According to an industry insider, it appears that Microsoft’s next-generation touch-centric Windows 8 desktop operating system and the Intel hardware that will support the OS will debut in November. Windows 8 will also support ARM-based processor, a first for the OS, but according to CNET, “The first wave of Intel-based Windows 8 tablets are expected to land in retail stores in November.”
Windows 8 will be the first version of Microsoft’s OS that will be designed with touch in mind. The designs and devices running Microsoft’s system will have to compete against mobile-centric OSes, like Google’s Android and Apple’s iPad. As such, device manufacturers will be releasing a variety of form factors for Windows 8 devices:
“More than 50 percent” of the “more than a dozen” designs will be hybrids, aka convertibles, the source said. Those designs combine aspects of a traditional physical keyboard-based laptop and tablet.
Devices that will ship with Intel chipset will utilize Intel’s dual-core Atom-based CPU known as Clover Trail. Intel, like Microsoft, is attempting to make inroads in the mobile space. On the hardware side, Intel is competing against ARM-based chipset, which has a stronghold on mobile. Intel’s Clover Trail CPU is based on a similar design as the single-core Medfield CPU, which is found on newly announced Android devices like those from Lenovo and Orange. Clover Trail will be based on a 32 nm manufacturing process for power efficiency.
In addition to Clover Trail, CNET’s source also says that Intel will have a successor in the form of Bay Trail, which will move to a smaller 22 nm process.

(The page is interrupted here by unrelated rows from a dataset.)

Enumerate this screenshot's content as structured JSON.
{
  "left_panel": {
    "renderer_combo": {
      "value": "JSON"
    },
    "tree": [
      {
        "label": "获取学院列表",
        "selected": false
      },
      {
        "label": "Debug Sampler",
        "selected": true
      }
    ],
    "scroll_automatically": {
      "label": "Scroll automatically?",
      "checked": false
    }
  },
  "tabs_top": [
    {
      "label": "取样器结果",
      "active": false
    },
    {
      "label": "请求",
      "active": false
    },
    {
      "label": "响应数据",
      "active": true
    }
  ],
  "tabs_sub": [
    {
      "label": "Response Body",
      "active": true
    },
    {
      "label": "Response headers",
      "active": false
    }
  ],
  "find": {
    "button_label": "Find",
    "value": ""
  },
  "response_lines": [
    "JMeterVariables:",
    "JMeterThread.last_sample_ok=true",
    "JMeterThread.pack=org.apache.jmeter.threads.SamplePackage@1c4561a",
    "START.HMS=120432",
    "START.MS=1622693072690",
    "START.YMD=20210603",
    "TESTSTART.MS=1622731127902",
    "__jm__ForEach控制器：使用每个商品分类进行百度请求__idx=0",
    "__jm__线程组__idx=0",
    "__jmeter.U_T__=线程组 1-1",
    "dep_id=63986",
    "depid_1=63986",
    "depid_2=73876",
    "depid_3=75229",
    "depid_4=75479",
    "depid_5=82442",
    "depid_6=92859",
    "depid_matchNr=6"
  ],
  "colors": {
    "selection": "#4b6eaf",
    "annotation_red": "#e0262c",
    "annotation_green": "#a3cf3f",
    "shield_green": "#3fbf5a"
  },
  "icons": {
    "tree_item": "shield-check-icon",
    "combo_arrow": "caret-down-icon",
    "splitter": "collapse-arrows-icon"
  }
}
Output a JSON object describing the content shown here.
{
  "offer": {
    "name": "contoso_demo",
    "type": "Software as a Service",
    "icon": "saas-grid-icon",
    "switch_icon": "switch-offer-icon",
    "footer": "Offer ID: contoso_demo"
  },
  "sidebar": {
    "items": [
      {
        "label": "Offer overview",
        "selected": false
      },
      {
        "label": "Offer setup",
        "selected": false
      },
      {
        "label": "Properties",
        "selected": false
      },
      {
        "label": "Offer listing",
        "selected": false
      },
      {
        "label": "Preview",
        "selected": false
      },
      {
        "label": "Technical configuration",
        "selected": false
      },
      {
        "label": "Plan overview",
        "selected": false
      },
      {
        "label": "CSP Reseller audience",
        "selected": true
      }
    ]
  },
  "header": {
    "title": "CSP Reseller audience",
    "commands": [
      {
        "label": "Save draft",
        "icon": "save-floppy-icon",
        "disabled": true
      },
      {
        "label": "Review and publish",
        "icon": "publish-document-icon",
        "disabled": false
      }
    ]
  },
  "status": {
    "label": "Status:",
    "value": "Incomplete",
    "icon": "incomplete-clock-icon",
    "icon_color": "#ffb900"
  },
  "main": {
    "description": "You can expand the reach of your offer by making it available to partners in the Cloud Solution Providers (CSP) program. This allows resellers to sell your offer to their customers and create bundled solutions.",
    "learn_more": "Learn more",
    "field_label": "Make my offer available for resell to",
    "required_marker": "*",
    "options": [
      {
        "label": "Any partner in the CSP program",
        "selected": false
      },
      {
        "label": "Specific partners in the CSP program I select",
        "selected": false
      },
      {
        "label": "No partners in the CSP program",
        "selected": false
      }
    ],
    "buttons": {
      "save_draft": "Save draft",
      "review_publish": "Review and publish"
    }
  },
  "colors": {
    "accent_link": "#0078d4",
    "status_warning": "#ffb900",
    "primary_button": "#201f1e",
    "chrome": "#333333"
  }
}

The biggest news is that Bay Trail will have cellular 3G/4G integration thanks to Intel’s acquisition of Infineon.
What will differentiate hardware running Intel and Windows 8 compared to ARM processor is that the Windows RT on ARM won’t be able to run legacy programs from earlier versions of Windows.